NASA Harvest's Gabriel Tseng presents Presto, a light weight, pre-trained model for creating large scale land cover maps for regions with limited field labels. Presto has been used in previous NASA Harvest mapping campaigns across Eastern Africa. Learn more about how Presto was developed and is improving global cropland mapping.
A team from NASA Harvest is developing new methods to improve how the world monitors global sunflower production with special attention to Ukraine and Russia, which are the largest producers and exporters of the crop.
This collaboration with the Ukraine Club of Agricultural Business (UCAB) builds on NASA Harvest’s ongoing efforts to provide transparent, timely information on Ukraine’s agricultural production and the impact of the war, and will assist in the post-war recovery efforts.
A recent NASA Earth Observatory Image of the Day article features analysis from the April GEOGLAM Crop Monitor report highlighting recent drought in the Philippines and the potential impact on local agriculture.

With large parts of the country receiving only 45-75% of their average rainfall so far in 2024, Pantabangan Lake in the Central Luzon has seen its levels drop 10m below levels at this time last year.

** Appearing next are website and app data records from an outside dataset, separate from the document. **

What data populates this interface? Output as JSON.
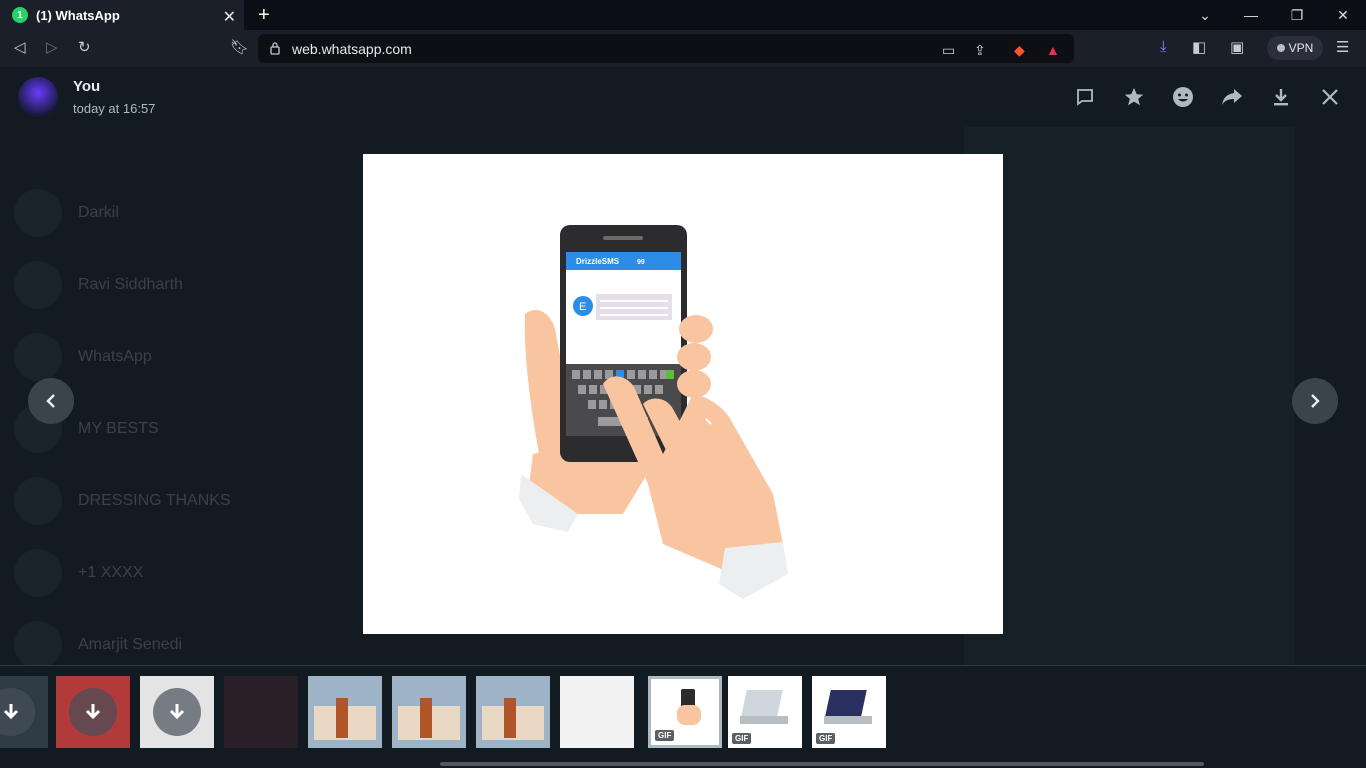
{
  "browser": {
    "tab_title": "(1) WhatsApp",
    "tab_badge": "1",
    "url": "web.whatsapp.com",
    "vpn_label": "VPN"
  },
  "viewer": {
    "sender_name": "You",
    "timestamp": "today at 16:57",
    "actions": [
      "reply-icon",
      "star-icon",
      "emoji-icon",
      "forward-icon",
      "download-icon",
      "close-icon"
    ]
  },
  "media": {
    "app_label": "DrizzleSMS",
    "app_counter": "99",
    "avatar_letter": "E"
  },
  "background_chats": [
    {
      "name": "Darkil"
    },
    {
      "name": "Ravi Siddharth"
    },
    {
      "name": "WhatsApp"
    },
    {
      "name": "MY BESTS"
    },
    {
      "name": "DRESSING THANKS"
    },
    {
      "name": "+1 XXXX"
    },
    {
      "name": "Amarjit Senedi"
    }
  ],
  "thumbnails": [
    {
      "kind": "download"
    },
    {
      "kind": "person-download"
    },
    {
      "kind": "download-light"
    },
    {
      "kind": "dark-ui"
    },
    {
      "kind": "house"
    },
    {
      "kind": "house"
    },
    {
      "kind": "house"
    },
    {
      "kind": "doc"
    },
    {
      "kind": "phone",
      "badge": "GIF",
      "selected": true
    },
    {
      "kind": "laptop",
      "badge": "GIF"
    },
    {
      "kind": "laptop-code",
      "badge": "GIF"
    }
  ]
}
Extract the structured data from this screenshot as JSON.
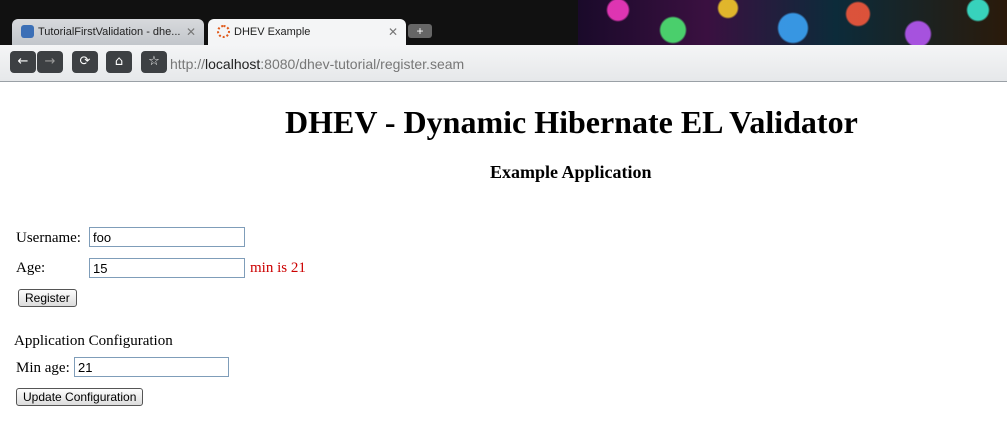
{
  "browser": {
    "tabs": [
      {
        "title": "TutorialFirstValidation - dhe...",
        "active": false
      },
      {
        "title": "DHEV Example",
        "active": true
      }
    ],
    "new_tab": "+",
    "url_prefix": "http://",
    "url_host": "localhost",
    "url_rest": ":8080/dhev-tutorial/register.seam"
  },
  "page": {
    "title": "DHEV - Dynamic Hibernate EL Validator",
    "subtitle": "Example Application",
    "form": {
      "username_label": "Username:",
      "username_value": "foo",
      "age_label": "Age:",
      "age_value": "15",
      "age_error": "min is 21",
      "register_label": "Register"
    },
    "config": {
      "heading": "Application Configuration",
      "min_age_label": "Min age:",
      "min_age_value": "21",
      "update_label": "Update Configuration"
    }
  },
  "colors": {
    "error": "#cc0000",
    "input_border": "#7f9db9"
  }
}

With the lake irrigating more than 1,000 square kilometers of surrounding rice fields, expected continued drought could pose challenges to rice cultivation in the region.
From Seeds to Satellites: Supporting Food Security Through Satellite Technology
NASA Harvest and our US-focused sister consortium, NASA Acres, participated in the Joint NASA and USDA Seeds to Satellites exposition. The consortia showcased how NASA leverages the power of satellite imagery and data analytics to address critical issues in agriculture and helps communities respond to food security threats.
Upcoming Events
NASA's ARSET (Applied Remote Sensing Training Program) is hosting a three day training on the use of Earth observation data for humanitarian applications. The training will feature strategies and techniques for flood risk assessments, gauging long-term heat risk in refugee camps, and monitoring drought effects on agricultural landscapes. The training is free and open to the public, and a recording will be available afterwards.